To do:
Among the records that follow, how many lines include the string "Показывать"? Only the number is wanted.

Provided information:
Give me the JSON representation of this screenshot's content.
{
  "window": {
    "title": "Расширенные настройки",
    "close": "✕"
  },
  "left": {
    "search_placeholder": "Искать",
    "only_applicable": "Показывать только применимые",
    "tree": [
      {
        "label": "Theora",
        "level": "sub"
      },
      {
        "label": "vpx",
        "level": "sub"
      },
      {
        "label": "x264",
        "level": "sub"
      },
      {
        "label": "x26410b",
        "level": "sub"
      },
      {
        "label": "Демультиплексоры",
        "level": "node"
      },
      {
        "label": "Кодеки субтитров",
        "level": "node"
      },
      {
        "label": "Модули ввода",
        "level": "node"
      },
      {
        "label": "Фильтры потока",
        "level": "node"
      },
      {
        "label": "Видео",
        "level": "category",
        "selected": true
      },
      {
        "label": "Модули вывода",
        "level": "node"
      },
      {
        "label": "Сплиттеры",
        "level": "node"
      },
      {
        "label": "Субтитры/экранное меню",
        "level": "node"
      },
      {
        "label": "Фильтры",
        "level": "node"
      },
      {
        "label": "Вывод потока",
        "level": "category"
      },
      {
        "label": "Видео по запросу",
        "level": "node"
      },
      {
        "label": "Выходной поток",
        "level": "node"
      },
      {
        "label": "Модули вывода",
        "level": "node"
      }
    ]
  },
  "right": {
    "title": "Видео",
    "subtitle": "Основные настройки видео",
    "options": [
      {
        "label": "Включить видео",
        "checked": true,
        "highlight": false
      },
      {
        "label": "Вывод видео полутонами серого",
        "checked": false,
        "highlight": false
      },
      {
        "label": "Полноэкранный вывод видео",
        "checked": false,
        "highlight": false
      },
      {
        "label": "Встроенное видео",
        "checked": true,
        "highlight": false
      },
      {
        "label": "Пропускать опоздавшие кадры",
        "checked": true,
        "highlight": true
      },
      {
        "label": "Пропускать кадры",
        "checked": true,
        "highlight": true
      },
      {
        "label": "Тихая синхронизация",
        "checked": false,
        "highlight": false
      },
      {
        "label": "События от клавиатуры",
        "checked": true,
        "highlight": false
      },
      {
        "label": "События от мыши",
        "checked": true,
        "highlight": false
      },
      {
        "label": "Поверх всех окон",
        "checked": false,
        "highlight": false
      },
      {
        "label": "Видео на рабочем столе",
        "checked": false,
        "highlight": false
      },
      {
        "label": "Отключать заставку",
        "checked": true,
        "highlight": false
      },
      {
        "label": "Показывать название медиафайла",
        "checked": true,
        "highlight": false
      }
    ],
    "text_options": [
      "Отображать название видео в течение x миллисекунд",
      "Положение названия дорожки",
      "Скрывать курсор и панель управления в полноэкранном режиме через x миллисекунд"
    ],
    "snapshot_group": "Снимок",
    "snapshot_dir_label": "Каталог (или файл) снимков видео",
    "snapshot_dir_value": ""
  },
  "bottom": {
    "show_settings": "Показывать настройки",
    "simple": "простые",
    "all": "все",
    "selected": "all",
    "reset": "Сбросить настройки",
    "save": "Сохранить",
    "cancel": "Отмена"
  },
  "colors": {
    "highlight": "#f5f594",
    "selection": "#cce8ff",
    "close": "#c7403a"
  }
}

Exercise answer:
3